Key publications


Sutherland, W. J., Editor (1996). Ecological Census Techniques - a Handbook. Cambridge University Press. 260-280.


Joshi, B. D., Singh, S. K., Singh, V. K., Jabin, G., Ghosh, A., Dalui, S., ... & Thakur, M. (2022). From poops to planning: A broad non-invasive genetic survey of large mammals from the Indian Himalayan Region. Science of The Total Environment, 853, 158679.


(1) Erlinge, S. (1983). Demography and dynamics of a stoat Mustela erminea population in a diverse community of vertebrates. The Journal of Animal Ecology, 705-726.

(2) Gutema, T. M. (2015). Wildlife radio telemetry: use, effect and ethical consideration with emphasis on birds and mammals. Int J Sci Basic Appl Res, 24(2), 306-313.
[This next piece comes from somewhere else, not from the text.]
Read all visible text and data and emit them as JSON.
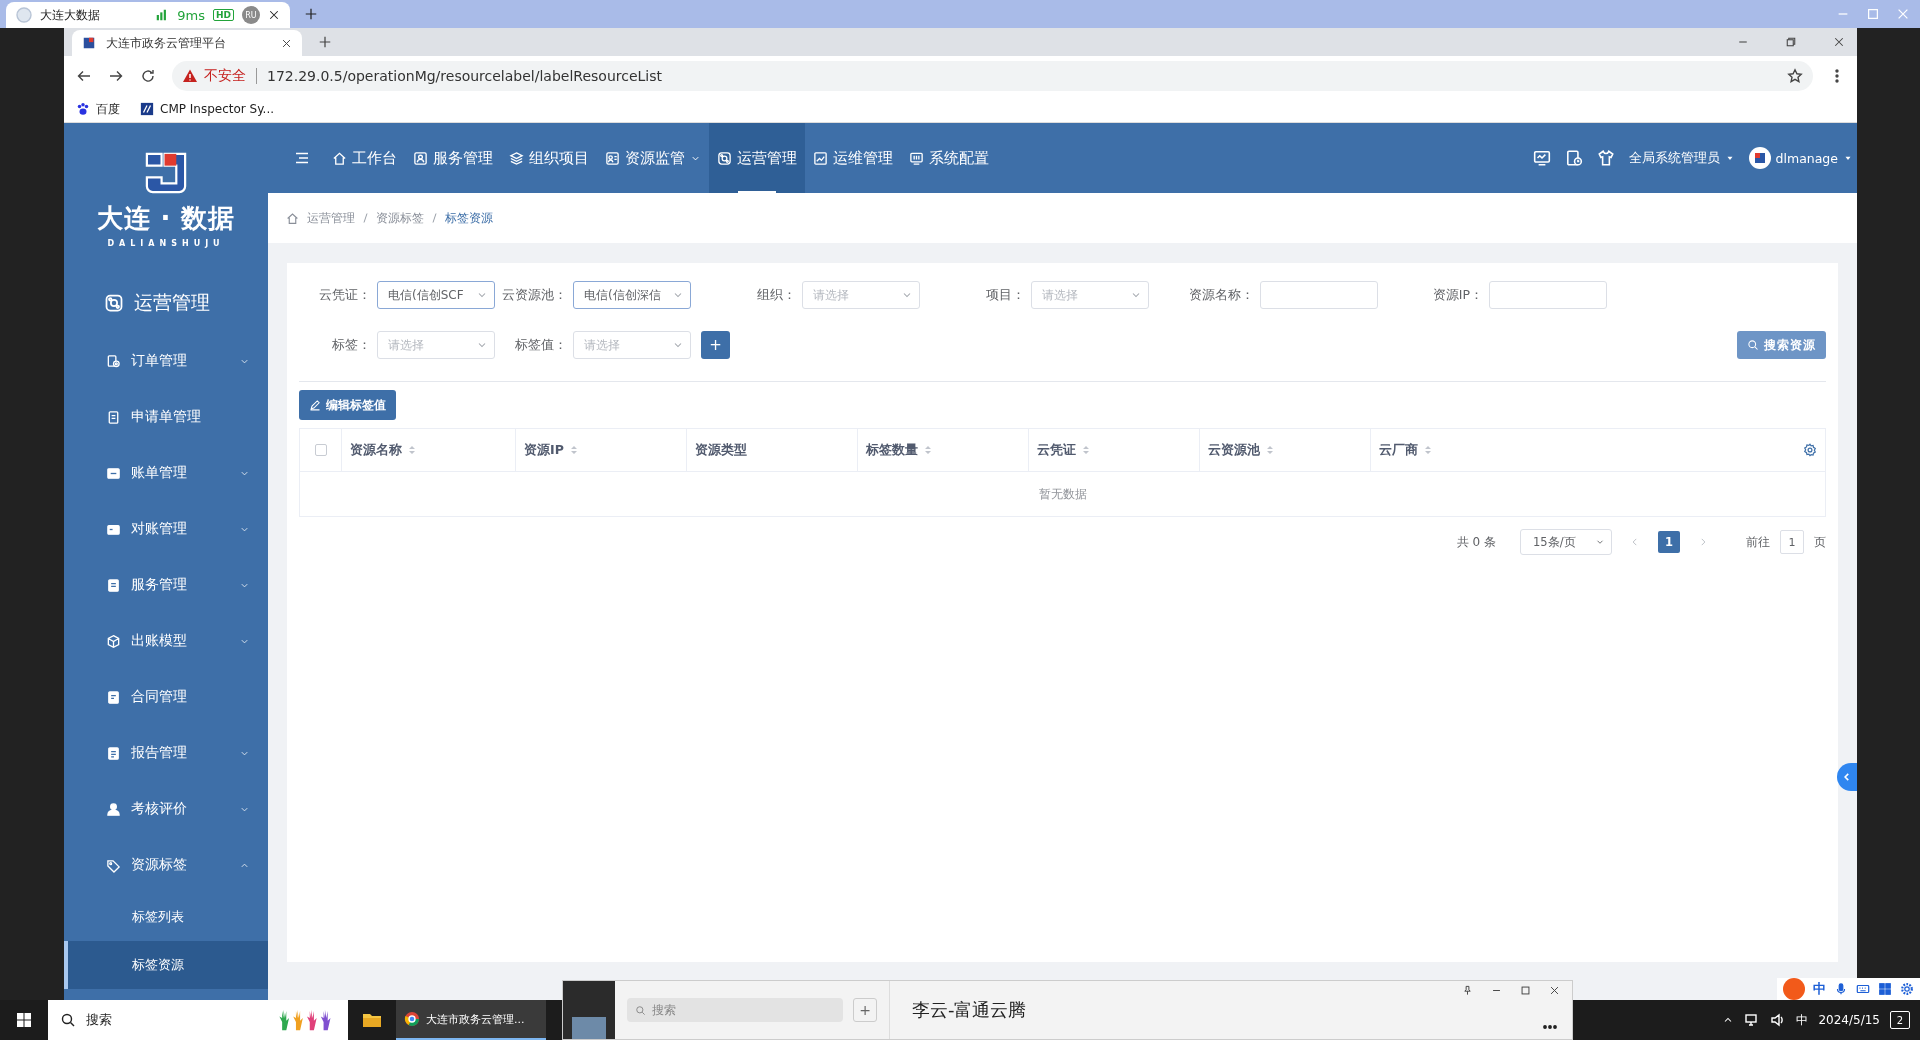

(3) Joshi, B. D., Singh, S. K., Singh, V. K., Jabin, G., Ghosh, A., Dalui, S., ... & Thakur, M. (2022). From poops to planning: A broad non-invasive genetic survey of large mammals from the Indian Himalayan Region. Science of The Total Environment, 853, 158679.
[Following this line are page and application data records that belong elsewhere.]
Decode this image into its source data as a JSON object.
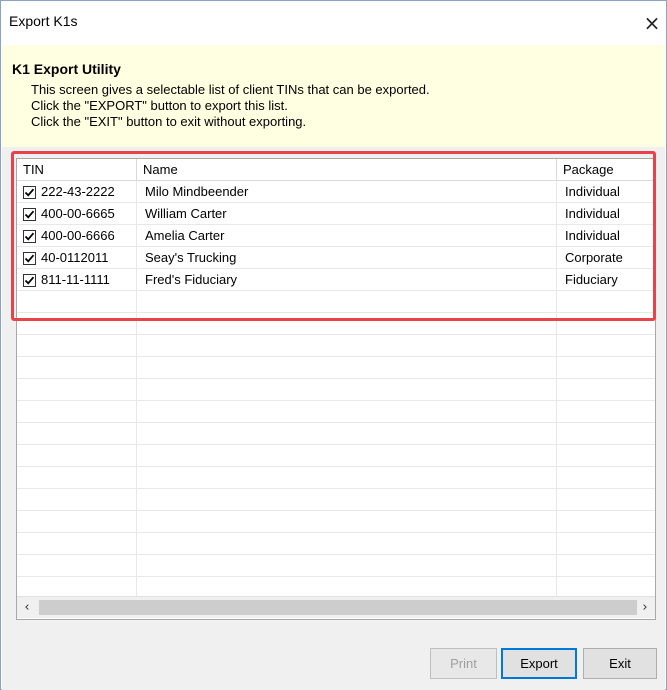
{
  "window": {
    "title": "Export K1s",
    "close_glyph": "×"
  },
  "header": {
    "title": "K1 Export Utility",
    "lines": [
      "This screen gives a selectable list of client TINs that can be exported.",
      "Click the \"EXPORT\" button to export this list.",
      "Click the \"EXIT\" button to exit without exporting."
    ]
  },
  "table": {
    "columns": [
      "TIN",
      "Name",
      "Package"
    ],
    "rows": [
      {
        "checked": true,
        "tin": "222-43-2222",
        "name": "Milo Mindbeender",
        "package": "Individual"
      },
      {
        "checked": true,
        "tin": "400-00-6665",
        "name": "William Carter",
        "package": "Individual"
      },
      {
        "checked": true,
        "tin": "400-00-6666",
        "name": "Amelia Carter",
        "package": "Individual"
      },
      {
        "checked": true,
        "tin": "40-0112011",
        "name": "Seay's Trucking",
        "package": "Corporate"
      },
      {
        "checked": true,
        "tin": "811-11-1111",
        "name": "Fred's Fiduciary",
        "package": "Fiduciary"
      }
    ]
  },
  "scrollbar": {
    "left_glyph": "‹",
    "right_glyph": "›"
  },
  "buttons": {
    "print": "Print",
    "export": "Export",
    "exit": "Exit"
  },
  "colors": {
    "highlight": "#e8434b",
    "header_bg": "#ffffe1",
    "focus_border": "#0078d7"
  }
}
(4) Lockart, R.B. & Owings, D.H. (1974). Seasonal changes in the activity pattern of Dipodomys spactabilis. Journal of Mammology. 55, 291-297.

(5) Montgomery, W. I. (1987). The application of capture-mark-recapture methods to the enumeration of small mammal populations. In Symposia of the Zoological Society of London (Vol. 58, pp. 25-57).

(6) Mystkowska, E. & J. Sidorowicz. 1961. Influence of the weather on captures of Micro Mammalia. II. Insectivora. Acta Theriol., 5:263-273.

(7) Nathan, R., Monk, C. T., Arlinghaus, R., Adam, T., Alós, J., Assaf, M., ... & Jarić, I. (2022). Big-data approaches lead to an increased understanding of the ecology of animal movement. Science, 375(6582), eabg1780.

(8) Sutherland, W. J., Editor (1996). Ecological Census Techniques - a Handbook. P. 178-180. Cambridge University Press. 172-176.

(9) Vickery, W. L., & Bider, J. R. (1978). The effect of weather on Sorex cinereus activity. Canadian Journal of Zoology, 56(2), 291-297.

(10) Wood, D. H. (1988). Estimating rabbit density by counting dung pellets. Wildlife Research, 15(6), 665-671.

(11) WWF (2023). Camera trapping for conservation. (last access on 08/06/2023)

The author of this entry is Anna-Lena Rau.